[App and web page records]
§
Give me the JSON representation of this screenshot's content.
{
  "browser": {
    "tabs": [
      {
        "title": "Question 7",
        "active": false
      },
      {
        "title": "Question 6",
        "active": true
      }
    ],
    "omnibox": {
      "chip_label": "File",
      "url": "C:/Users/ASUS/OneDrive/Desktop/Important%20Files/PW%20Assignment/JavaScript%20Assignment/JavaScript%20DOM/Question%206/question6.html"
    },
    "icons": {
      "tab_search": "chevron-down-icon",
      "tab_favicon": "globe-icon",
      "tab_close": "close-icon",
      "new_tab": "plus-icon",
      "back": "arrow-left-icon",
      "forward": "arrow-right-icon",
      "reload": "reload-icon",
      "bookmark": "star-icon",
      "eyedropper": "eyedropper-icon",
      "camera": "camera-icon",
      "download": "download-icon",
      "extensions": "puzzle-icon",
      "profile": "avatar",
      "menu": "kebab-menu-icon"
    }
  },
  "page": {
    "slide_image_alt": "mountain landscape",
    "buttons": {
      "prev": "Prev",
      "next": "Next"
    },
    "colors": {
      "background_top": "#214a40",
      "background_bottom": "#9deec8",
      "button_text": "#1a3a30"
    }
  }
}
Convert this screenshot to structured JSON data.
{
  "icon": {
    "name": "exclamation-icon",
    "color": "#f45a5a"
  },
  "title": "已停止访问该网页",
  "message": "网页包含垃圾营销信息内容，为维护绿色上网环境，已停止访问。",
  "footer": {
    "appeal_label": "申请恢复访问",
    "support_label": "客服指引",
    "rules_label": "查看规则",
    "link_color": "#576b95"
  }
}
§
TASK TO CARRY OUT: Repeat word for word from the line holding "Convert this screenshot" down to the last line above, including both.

TASK SOLUTION:
Convert this screenshot to structured JSON data.
{
  "icon": {
    "name": "exclamation-icon",
    "color": "#f45a5a"
  },
  "title": "已停止访问该网页",
  "message": "网页包含垃圾营销信息内容，为维护绿色上网环境，已停止访问。",
  "footer": {
    "appeal_label": "申请恢复访问",
    "support_label": "客服指引",
    "rules_label": "查看规则",
    "link_color": "#576b95"
  }
}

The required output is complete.